====== Information given

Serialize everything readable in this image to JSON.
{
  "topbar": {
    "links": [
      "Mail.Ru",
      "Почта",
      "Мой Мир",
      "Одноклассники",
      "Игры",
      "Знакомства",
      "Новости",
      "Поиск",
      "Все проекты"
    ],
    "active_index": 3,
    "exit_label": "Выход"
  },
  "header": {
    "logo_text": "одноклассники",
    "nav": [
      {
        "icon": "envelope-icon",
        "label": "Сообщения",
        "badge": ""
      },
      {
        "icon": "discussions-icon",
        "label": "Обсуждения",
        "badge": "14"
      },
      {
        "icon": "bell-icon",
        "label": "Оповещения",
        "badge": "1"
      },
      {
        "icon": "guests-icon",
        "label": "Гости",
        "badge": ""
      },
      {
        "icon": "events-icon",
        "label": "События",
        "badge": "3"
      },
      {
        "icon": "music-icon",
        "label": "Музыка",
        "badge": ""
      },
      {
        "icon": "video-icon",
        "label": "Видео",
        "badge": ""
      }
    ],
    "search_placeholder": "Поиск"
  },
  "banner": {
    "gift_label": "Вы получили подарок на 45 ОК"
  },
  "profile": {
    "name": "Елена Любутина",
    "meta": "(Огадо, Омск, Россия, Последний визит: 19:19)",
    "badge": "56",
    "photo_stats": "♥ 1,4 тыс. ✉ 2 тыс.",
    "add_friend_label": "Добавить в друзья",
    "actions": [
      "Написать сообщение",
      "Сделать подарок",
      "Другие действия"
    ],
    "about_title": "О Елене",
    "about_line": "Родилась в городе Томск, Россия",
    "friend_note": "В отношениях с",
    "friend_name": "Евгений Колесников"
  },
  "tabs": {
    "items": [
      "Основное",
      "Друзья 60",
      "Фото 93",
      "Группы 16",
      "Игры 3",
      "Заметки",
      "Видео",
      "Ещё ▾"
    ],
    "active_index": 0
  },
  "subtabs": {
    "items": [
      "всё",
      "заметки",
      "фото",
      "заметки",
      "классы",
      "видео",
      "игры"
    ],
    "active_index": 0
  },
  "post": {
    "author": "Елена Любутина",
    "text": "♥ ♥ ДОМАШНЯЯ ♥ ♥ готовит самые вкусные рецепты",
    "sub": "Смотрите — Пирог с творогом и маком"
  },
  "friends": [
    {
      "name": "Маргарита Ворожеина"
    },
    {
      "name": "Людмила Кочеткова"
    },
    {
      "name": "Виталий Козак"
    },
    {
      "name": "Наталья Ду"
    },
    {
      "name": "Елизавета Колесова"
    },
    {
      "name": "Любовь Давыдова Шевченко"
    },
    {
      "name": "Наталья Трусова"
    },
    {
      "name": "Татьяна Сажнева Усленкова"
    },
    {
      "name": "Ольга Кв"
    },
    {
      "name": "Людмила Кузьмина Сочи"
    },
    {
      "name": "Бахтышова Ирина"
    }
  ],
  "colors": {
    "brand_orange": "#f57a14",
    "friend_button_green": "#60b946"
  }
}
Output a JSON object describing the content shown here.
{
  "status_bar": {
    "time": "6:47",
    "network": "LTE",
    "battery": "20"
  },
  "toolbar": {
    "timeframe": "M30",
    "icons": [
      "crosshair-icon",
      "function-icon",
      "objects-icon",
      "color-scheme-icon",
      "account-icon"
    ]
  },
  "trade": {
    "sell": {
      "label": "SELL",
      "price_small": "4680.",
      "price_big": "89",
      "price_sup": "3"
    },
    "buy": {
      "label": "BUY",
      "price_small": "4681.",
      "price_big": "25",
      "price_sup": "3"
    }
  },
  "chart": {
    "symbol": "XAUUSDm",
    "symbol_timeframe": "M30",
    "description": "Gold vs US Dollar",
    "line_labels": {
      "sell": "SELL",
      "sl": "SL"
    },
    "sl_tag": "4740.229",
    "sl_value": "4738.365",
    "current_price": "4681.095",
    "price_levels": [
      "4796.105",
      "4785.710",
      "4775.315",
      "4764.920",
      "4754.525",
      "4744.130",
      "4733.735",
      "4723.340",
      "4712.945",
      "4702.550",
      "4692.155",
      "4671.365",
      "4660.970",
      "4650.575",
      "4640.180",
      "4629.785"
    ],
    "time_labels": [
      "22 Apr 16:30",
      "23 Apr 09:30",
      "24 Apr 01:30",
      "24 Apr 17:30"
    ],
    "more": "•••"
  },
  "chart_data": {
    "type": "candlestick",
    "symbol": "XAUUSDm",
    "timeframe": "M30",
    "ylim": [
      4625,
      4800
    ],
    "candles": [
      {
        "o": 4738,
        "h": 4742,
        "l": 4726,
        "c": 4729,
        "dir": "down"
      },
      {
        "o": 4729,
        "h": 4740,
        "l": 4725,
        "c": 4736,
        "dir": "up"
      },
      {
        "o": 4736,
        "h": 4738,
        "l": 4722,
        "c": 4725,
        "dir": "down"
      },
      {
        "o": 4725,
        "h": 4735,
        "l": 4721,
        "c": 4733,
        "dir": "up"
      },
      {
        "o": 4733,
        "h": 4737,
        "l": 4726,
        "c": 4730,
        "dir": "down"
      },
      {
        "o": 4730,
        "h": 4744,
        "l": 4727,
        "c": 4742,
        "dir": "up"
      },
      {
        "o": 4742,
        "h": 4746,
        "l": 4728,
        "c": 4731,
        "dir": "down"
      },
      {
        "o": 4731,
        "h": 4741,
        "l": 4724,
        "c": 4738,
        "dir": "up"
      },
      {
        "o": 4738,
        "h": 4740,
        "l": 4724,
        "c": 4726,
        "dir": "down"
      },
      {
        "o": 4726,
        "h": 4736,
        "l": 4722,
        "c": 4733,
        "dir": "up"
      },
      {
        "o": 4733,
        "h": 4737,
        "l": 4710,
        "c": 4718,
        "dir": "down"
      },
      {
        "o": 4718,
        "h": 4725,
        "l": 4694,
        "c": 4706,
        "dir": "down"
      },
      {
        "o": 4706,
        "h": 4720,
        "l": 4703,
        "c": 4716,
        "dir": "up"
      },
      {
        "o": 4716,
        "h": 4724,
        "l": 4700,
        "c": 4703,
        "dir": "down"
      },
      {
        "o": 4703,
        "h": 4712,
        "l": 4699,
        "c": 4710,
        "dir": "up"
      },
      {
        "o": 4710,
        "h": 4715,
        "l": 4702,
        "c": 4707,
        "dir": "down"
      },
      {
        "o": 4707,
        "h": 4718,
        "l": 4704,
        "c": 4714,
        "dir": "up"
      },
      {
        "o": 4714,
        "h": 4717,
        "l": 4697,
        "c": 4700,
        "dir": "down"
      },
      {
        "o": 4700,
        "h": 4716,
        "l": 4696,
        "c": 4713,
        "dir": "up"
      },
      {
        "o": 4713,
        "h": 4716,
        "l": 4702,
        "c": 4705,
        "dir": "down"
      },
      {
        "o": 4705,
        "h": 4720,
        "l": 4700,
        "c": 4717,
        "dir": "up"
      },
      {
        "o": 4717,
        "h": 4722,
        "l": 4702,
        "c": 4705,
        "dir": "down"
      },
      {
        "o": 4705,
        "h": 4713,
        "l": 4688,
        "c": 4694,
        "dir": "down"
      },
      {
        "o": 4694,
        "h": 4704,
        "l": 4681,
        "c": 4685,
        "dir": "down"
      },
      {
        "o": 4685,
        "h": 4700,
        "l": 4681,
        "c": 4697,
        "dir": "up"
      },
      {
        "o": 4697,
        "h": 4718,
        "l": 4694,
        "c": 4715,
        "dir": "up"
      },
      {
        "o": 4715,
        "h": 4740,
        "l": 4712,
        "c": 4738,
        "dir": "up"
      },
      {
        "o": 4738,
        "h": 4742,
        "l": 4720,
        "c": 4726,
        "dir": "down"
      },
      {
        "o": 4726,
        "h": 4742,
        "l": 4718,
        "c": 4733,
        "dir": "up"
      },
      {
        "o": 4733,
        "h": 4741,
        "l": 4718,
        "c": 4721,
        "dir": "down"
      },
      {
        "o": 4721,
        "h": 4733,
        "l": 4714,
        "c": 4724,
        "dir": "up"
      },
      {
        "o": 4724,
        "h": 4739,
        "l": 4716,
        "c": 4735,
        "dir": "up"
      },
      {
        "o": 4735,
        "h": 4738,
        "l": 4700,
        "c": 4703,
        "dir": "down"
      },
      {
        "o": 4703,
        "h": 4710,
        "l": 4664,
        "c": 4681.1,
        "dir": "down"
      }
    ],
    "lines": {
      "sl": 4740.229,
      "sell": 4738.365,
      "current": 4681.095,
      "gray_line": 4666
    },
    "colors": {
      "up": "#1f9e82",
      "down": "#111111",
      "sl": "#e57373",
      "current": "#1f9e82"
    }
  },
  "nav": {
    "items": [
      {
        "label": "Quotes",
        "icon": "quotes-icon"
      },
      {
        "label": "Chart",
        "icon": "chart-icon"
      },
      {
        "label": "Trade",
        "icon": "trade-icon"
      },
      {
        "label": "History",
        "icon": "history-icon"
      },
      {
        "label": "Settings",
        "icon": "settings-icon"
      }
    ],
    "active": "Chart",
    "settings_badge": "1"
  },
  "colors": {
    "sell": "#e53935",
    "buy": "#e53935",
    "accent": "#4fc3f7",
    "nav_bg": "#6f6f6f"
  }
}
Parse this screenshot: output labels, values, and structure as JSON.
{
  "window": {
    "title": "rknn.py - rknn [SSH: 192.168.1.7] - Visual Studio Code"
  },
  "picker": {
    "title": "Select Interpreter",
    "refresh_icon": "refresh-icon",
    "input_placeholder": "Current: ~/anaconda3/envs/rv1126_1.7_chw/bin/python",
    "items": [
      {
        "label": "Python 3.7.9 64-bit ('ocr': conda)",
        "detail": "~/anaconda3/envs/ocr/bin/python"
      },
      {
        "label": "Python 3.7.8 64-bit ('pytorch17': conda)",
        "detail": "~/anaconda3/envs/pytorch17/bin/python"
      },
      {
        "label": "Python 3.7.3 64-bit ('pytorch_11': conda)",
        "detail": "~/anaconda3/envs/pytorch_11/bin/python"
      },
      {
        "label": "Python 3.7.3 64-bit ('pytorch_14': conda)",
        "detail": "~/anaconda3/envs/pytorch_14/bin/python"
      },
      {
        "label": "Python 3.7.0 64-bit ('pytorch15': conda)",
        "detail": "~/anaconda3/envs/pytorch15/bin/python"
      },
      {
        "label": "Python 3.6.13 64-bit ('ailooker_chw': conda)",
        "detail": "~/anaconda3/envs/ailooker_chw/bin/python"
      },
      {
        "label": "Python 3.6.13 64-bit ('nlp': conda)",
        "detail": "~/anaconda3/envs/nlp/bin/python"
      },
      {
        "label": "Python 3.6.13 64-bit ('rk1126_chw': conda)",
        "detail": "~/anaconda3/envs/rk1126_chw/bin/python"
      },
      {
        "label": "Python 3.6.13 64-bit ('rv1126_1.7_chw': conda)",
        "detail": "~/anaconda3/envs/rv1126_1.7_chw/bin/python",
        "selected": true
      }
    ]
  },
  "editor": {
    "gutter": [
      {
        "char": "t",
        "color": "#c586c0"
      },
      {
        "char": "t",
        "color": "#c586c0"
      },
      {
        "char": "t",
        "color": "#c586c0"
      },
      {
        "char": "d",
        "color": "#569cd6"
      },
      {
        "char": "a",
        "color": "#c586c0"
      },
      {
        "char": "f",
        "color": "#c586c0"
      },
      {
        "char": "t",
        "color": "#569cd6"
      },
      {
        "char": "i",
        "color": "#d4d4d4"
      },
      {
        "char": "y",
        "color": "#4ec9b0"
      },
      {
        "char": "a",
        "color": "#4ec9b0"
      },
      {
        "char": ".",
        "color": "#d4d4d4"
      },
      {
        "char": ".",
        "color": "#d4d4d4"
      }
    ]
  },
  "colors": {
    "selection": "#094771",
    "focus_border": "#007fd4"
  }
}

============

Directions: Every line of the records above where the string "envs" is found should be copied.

Worked solution:
    "input_placeholder": "Current: ~/anaconda3/envs/rv1126_1.7_chw/bin/python",
        "detail": "~/anaconda3/envs/ocr/bin/python"
        "detail": "~/anaconda3/envs/pytorch17/bin/python"
        "detail": "~/anaconda3/envs/pytorch_11/bin/python"
        "detail": "~/anaconda3/envs/pytorch_14/bin/python"
        "detail": "~/anaconda3/envs/pytorch15/bin/python"
        "detail": "~/anaconda3/envs/ailooker_chw/bin/python"
        "detail": "~/anaconda3/envs/nlp/bin/python"
        "detail": "~/anaconda3/envs/rk1126_chw/bin/python"
        "detail": "~/anaconda3/envs/rv1126_1.7_chw/bin/python",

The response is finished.